Mark Feinberg, research professor of health and human development, has been funded by the Huck Institutes of the Life Sciences for his project “The Impact of COVID-19 and Social Distancing on Children and Families.” 

Feinberg and his collaborators will evaluate the impact of social distancing on family conflict and adult and child health, and assess which children and parents are the most vulnerable to the negative impacts of social distancing. 

At the same time, the team will examine the reverse, whether increases in family stress, especially family conflict and parent and child mental health due to social distancing, influence parents’ ability to sustain long-term implementation of social distancing practices. 

“Although social distancing is a frequently used intervention deployed in infection disease epidemics, we know very little about what influences a household’s ability to successfully maintain social distancing during a period of prolonged isolation and confinement,” said Feinberg. “This is critical to examine within families with children, as children are frequently a central disease transmission vector—in fact, social distancing interventions in past epidemics have often been limited to school closings.” 

“Ultimately, we hope to discover what are the points of resilience in families to manage this experience in optimal ways.” 

In addition to Feinberg, collaborators at Penn State include Gregory Fosco, co-principal investigor on the PROSPER Second Generation study, associate professor of human development and family studies, and associate director of the Edna Bennett Pierce Prevention Research Center; Michelle Hostetler, assistant research professor; Jacqueline Mogle, assistant research professor; and Samantha Tornello, assistant professor of human development and family studies, psychology, and women’s gender and sexuality studies.
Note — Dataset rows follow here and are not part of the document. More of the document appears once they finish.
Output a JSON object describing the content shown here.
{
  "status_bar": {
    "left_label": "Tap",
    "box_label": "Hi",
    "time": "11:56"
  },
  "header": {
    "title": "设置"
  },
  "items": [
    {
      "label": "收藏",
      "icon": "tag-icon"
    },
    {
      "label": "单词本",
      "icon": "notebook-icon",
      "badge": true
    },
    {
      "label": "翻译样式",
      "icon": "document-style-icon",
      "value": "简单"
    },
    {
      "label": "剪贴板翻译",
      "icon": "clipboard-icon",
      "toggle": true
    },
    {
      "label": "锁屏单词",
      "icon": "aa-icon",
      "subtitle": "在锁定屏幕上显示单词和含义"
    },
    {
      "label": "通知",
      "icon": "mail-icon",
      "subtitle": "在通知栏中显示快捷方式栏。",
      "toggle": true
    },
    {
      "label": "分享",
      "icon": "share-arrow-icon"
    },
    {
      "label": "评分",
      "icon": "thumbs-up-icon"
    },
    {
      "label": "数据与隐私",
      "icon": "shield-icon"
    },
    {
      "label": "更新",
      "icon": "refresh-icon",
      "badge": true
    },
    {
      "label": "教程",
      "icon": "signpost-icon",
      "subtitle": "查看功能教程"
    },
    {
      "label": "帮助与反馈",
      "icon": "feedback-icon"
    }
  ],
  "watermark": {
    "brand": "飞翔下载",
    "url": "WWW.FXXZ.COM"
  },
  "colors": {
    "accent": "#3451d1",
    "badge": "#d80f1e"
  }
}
Emily Hotez, project scientist at the UCLA Center for Healthier Children, Families, and Communities, will also be working on the project. 

As part of Penn State’s response to the novel coronavirus pandemic, the Huck Institutes of the Life Sciences has awarded seed-funding for COVID-19 projects university-wide. The projects span six core research areas, including social sciences, which address how COVID-19 has shaped health care messaging, public policy, and mental health beyond the immediate health impacts of the virus. For more information, visit Penn State Huck Institutes of the Life Sciences COVID-19 Research Response.